 Above: A Pilotis outdoor shower made of northern
Above: A Pilotis outdoor shower made of northern pine logs has a tap to turn on for a foot wash and a faucet to connect a watering hose; for information and pricing, see Douches de Jardins.

Plumbing for Outdoor Showers

Hook up an outdoor shower much like you would an indoor one. If you want both cold and hot running water, This Old House plumbing and heating expert Richard Trethewey recommends adding a pressure-balance valve to prevent scalding.

“And for those who live in four-season climates, by far the biggest concern is having the ability to drain pipes when the temperature drops,” cautions Richard. Water trapped inside can freeze and crack the pipes.

Shutoff valves should be located in the house with pipes traveling on a downward slope. An exposed riser and a shower head that both unscrew ensure that every drop is eliminated.
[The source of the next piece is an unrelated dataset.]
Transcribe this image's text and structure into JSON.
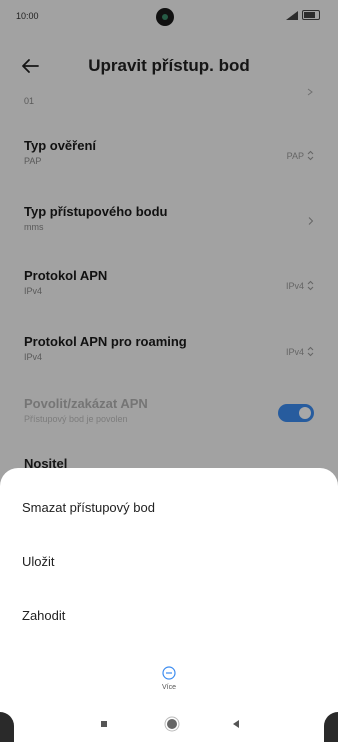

Drainage is also an issue when the shower is in use. Local building codes vary about the disposal of gray water. But for the most part, outdoor showers simply drain into the ground. A drywell consisting of an earthen pit lined with landscape fabric and filled with gravel can be placed underneath the shower floor to help disperse the flow. More complicated, but required in some locales, is routing wastewater into the sewer system.

Protect your shower in the winter
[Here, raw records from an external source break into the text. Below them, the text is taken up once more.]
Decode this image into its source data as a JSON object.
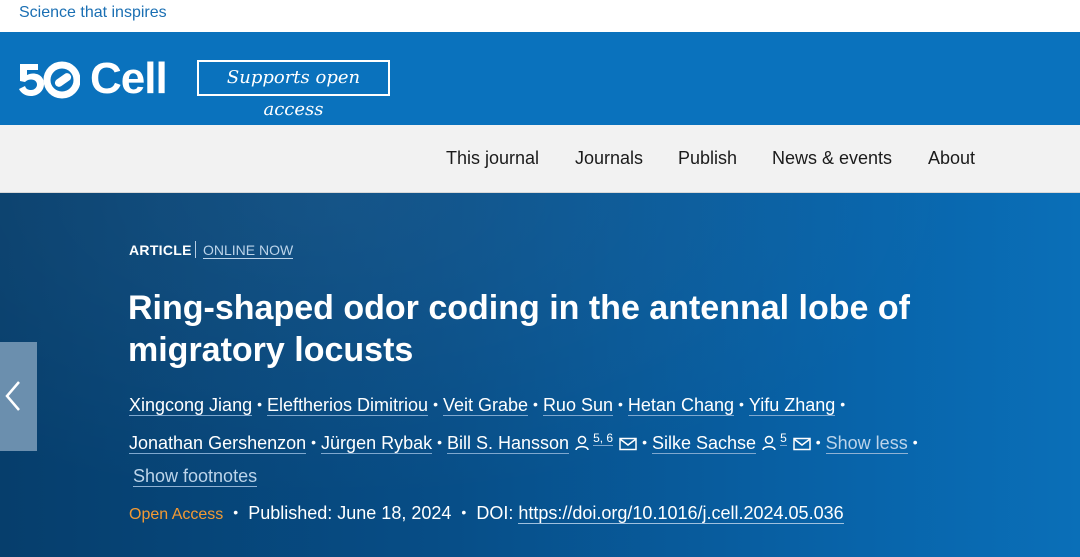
{
  "topbar": {
    "tagline": "Science that inspires"
  },
  "brand": {
    "logo_number": "50",
    "logo_name": "Cell",
    "badge": "Supports open access",
    "color": "#0a72bd"
  },
  "nav": {
    "items": [
      "This journal",
      "Journals",
      "Publish",
      "News & events",
      "About"
    ]
  },
  "article": {
    "type": "ARTICLE",
    "status": "ONLINE NOW",
    "title_line1": "Ring-shaped odor coding in the antennal lobe of",
    "title_line2": "migratory locusts",
    "authors": [
      "Xingcong Jiang",
      "Eleftherios Dimitriou",
      "Veit Grabe",
      "Ruo Sun",
      "Hetan Chang",
      "Yifu Zhang",
      "Jonathan Gershenzon",
      "Jürgen Rybak",
      "Bill S. Hansson",
      "Silke Sachse"
    ],
    "hansson_sup": "5, 6",
    "sachse_sup": "5",
    "show_less": "Show less",
    "show_footnotes": "Show footnotes",
    "access": "Open Access",
    "published": "Published: June 18, 2024",
    "doi_label": "DOI:",
    "doi": "https://doi.org/10.1016/j.cell.2024.05.036",
    "access_color": "#f39a33"
  },
  "icons": [
    "person-icon",
    "mail-icon",
    "chevron-left-icon"
  ]
}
Not many people remember this, but your outdoor shower will be exposed to the winter months when not in use. This means you will need to protect it from cold temperatures, depending on your location. The most important thing to do is make sure your shower is completely drained of water to prevent freezing and cracking to the supply hoses and shower fixtures. If you bought a freestanding shower, things are easy for you. Simply remove the garden hose and put away the shower for the winter.
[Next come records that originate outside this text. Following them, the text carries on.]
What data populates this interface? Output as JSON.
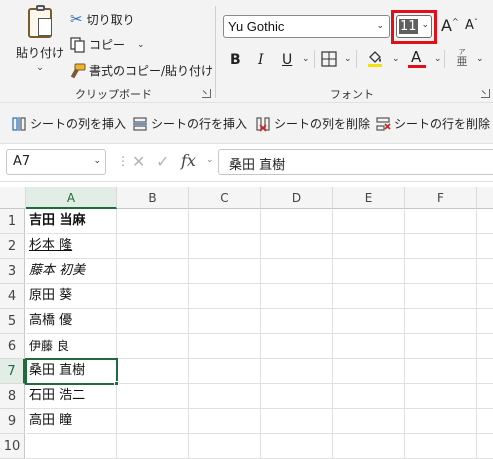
{
  "ribbon": {
    "clipboard": {
      "paste_label": "貼り付け",
      "cut_label": "切り取り",
      "copy_label": "コピー",
      "format_painter_label": "書式のコピー/貼り付け",
      "group_label": "クリップボード"
    },
    "font": {
      "font_name": "Yu Gothic",
      "font_size": "11",
      "grow_label": "A",
      "shrink_label": "A",
      "bold_label": "B",
      "italic_label": "I",
      "underline_label": "U",
      "font_color_label": "A",
      "furigana_top": "ア",
      "furigana_bottom": "亜",
      "group_label": "フォント",
      "font_color": "#e0101a",
      "fill_color": "#f5e10a"
    }
  },
  "cell_toolbar": {
    "insert_col": "シートの列を挿入",
    "insert_row": "シートの行を挿入",
    "delete_col": "シートの列を削除",
    "delete_row": "シートの行を削除"
  },
  "formula_bar": {
    "name_box": "A7",
    "formula_value": "桑田 直樹",
    "fx_label": "fx"
  },
  "sheet": {
    "columns": [
      "A",
      "B",
      "C",
      "D",
      "E",
      "F"
    ],
    "rows": [
      "1",
      "2",
      "3",
      "4",
      "5",
      "6",
      "7",
      "8",
      "9",
      "10"
    ],
    "cells": {
      "a1": "吉田 当麻",
      "a2": "杉本 隆",
      "a3": "藤本 初美",
      "a4": "原田 葵",
      "a5": "高橋 優",
      "a6": "伊藤 良",
      "a7": "桑田 直樹",
      "a8": "石田 浩二",
      "a9": "高田 瞳",
      "a10": ""
    },
    "active_cell": "A7",
    "accent_color": "#1e6b3c"
  }
}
If your shower valve is installed on the wall and connected to a heater, turn off the water supply, put away the hose, and open the shower valves and leave them open. Also, make sure to remove the showerhead and valve from the faucet so that any residual moisture can escape.

The actual shower enclosure will also need to be protected during the winter. When you are ready to close the shower for the season, thoroughly dry the inside and cover the enclosure with a tarp, making sure the tarp is tied securely. If you did not build an enclosure, then cover the shower pipes.

Pros and Cons of an Outdoor Shower

Pros:

Cons:

  • Requires regular cleaning;
  • May not be usable year-round;
  • Some can be expensive to purchase and install;
  • Possible lack of privacy.

31. Stone garden shower

This shower is not easy to DIY, but I love the ide

This shower is not easy to DIY, but I love the idea of creating a window at eye level to enjoy the view out. ( Source: 31 )

Tags

Be the first to comment

Leave a Reply

Your email address will not be published.


*